## RECORDS
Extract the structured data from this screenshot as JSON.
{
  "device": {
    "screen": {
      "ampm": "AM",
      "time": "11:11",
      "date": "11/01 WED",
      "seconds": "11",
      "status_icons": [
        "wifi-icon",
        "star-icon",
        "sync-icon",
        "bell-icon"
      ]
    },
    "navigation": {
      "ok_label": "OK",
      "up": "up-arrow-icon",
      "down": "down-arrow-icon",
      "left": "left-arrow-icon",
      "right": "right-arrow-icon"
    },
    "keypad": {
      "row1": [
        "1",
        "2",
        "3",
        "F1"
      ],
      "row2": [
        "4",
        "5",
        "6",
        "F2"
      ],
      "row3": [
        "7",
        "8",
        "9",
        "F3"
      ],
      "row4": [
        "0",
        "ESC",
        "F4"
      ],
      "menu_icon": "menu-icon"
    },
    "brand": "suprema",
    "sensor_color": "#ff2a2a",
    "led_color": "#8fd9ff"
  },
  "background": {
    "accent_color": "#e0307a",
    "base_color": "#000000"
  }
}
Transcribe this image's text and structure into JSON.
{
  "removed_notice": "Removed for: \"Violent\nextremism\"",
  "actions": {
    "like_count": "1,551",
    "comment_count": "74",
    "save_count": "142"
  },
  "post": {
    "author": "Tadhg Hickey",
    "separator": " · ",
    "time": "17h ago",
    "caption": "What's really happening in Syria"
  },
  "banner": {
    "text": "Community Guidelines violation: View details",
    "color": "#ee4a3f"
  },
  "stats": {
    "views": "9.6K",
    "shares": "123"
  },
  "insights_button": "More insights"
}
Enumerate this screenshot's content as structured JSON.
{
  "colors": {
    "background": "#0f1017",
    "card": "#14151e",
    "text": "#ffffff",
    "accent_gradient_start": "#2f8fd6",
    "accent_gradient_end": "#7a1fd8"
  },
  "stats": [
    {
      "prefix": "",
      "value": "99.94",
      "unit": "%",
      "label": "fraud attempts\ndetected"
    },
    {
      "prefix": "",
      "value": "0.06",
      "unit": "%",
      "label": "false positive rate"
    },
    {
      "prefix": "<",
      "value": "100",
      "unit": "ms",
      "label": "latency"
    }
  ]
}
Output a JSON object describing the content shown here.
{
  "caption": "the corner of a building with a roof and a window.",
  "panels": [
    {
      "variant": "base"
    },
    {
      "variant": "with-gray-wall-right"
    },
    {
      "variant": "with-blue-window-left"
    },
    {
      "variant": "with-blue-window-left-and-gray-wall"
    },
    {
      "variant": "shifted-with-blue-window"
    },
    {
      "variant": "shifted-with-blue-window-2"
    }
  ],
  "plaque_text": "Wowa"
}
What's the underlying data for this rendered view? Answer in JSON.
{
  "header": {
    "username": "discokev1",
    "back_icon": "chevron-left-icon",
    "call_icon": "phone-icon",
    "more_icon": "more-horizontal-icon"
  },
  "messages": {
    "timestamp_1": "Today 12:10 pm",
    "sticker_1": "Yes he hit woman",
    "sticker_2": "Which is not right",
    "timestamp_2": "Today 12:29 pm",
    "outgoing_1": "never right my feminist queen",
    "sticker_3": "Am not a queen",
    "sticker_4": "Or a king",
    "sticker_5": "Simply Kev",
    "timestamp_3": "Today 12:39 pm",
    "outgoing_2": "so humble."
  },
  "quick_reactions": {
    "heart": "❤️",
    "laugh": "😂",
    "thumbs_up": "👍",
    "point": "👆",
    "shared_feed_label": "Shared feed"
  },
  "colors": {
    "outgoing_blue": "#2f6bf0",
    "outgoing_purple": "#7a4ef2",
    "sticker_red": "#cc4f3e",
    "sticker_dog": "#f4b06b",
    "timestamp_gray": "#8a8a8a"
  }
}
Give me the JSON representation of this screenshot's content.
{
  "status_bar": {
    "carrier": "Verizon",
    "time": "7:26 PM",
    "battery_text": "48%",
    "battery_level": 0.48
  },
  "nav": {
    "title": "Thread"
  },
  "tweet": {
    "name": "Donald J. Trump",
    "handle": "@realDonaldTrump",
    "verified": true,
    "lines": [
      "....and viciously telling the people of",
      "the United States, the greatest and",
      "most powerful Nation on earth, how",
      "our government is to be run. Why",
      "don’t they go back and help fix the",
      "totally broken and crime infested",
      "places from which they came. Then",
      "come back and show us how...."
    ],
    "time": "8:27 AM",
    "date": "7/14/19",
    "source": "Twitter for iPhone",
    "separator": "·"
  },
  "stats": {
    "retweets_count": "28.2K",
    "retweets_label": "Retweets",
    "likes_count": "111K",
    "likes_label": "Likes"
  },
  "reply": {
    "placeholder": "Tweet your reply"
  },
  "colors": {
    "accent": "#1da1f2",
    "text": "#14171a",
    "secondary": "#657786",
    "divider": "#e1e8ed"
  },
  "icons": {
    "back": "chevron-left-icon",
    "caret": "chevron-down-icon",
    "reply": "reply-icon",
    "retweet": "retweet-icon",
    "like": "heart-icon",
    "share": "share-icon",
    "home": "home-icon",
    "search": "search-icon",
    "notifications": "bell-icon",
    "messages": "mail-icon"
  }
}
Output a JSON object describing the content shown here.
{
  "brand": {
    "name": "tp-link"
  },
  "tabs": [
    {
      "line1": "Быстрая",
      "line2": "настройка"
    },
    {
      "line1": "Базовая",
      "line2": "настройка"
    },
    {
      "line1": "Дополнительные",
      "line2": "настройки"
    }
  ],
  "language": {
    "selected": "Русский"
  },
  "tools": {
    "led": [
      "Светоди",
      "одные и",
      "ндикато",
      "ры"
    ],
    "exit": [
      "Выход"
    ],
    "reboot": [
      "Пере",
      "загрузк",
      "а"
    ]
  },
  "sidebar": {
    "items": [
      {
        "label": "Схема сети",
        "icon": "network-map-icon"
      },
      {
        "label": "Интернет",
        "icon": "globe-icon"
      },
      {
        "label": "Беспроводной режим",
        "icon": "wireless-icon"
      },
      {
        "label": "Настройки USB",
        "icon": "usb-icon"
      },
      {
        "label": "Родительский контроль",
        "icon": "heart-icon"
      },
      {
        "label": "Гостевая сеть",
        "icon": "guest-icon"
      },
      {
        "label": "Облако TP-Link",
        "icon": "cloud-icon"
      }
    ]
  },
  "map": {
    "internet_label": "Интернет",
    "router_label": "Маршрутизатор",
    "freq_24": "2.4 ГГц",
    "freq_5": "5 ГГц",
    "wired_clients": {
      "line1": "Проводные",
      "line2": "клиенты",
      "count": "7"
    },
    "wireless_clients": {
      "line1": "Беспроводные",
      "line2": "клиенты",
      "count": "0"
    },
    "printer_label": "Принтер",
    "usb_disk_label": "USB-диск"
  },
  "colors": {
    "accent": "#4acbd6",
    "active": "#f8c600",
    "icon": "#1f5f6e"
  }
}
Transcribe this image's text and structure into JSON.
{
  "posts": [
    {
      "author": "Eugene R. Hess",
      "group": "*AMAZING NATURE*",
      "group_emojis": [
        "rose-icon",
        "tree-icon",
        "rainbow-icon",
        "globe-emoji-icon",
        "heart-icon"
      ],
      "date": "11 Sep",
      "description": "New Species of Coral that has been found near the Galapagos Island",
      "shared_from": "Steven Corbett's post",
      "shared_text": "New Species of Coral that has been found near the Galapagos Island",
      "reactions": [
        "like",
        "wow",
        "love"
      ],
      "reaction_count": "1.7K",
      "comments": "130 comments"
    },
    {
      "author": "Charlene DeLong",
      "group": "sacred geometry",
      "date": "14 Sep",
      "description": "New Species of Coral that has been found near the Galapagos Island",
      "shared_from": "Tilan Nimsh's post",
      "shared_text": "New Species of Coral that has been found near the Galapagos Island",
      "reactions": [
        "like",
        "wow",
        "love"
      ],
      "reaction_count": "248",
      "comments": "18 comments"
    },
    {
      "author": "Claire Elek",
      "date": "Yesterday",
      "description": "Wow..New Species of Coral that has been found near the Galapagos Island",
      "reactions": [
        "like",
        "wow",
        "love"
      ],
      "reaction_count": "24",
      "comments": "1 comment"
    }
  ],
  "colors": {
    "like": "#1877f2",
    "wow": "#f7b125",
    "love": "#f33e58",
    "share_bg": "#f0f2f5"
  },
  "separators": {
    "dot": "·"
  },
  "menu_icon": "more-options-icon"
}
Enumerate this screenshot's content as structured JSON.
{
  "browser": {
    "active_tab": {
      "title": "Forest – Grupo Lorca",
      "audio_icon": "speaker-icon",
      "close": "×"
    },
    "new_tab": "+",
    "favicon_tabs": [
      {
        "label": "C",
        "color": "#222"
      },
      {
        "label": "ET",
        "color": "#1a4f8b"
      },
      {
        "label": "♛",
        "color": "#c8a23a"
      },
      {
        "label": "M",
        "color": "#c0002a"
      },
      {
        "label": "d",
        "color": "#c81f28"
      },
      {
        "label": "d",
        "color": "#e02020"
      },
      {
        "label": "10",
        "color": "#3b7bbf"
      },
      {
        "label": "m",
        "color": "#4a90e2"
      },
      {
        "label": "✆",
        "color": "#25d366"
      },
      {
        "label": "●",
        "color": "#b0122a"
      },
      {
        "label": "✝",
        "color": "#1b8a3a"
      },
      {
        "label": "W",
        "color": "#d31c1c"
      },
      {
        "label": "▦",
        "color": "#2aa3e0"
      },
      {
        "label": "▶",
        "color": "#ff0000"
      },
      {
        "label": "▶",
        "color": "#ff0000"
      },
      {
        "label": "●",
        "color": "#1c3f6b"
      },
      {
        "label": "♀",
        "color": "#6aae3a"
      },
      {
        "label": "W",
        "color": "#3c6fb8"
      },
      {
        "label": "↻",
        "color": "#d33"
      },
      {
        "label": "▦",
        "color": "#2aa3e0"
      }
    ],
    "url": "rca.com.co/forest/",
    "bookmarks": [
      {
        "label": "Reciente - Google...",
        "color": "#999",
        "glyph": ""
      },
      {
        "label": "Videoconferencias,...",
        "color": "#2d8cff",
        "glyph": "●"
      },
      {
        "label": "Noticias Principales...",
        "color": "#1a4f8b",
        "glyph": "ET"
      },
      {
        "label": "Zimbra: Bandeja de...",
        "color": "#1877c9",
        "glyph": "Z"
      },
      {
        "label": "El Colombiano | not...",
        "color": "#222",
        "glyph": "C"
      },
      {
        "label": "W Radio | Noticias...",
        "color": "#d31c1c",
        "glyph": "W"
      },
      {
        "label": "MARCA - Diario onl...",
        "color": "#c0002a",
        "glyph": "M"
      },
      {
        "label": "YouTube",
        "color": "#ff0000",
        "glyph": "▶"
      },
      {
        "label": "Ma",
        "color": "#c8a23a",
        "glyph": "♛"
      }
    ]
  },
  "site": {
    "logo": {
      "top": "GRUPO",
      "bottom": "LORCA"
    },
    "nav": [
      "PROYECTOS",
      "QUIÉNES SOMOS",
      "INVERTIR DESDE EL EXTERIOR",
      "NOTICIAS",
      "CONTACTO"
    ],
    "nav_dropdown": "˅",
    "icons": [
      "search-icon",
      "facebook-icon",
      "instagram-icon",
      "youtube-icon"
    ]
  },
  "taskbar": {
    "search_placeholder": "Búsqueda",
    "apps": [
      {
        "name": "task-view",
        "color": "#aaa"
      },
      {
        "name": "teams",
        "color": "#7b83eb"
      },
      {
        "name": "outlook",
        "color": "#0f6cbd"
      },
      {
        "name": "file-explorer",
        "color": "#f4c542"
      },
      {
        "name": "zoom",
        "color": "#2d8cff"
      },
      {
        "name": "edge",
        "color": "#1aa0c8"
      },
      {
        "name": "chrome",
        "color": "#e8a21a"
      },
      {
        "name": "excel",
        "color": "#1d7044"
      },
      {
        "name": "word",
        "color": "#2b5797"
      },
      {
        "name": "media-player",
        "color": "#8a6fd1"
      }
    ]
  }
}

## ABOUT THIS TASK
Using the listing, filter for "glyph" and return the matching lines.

## ANSWER FOR THE TASK
        "glyph": ""
        "glyph": "●"
        "glyph": "ET"
        "glyph": "Z"
        "glyph": "C"
        "glyph": "W"
        "glyph": "M"
        "glyph": "▶"
        "glyph": "♛"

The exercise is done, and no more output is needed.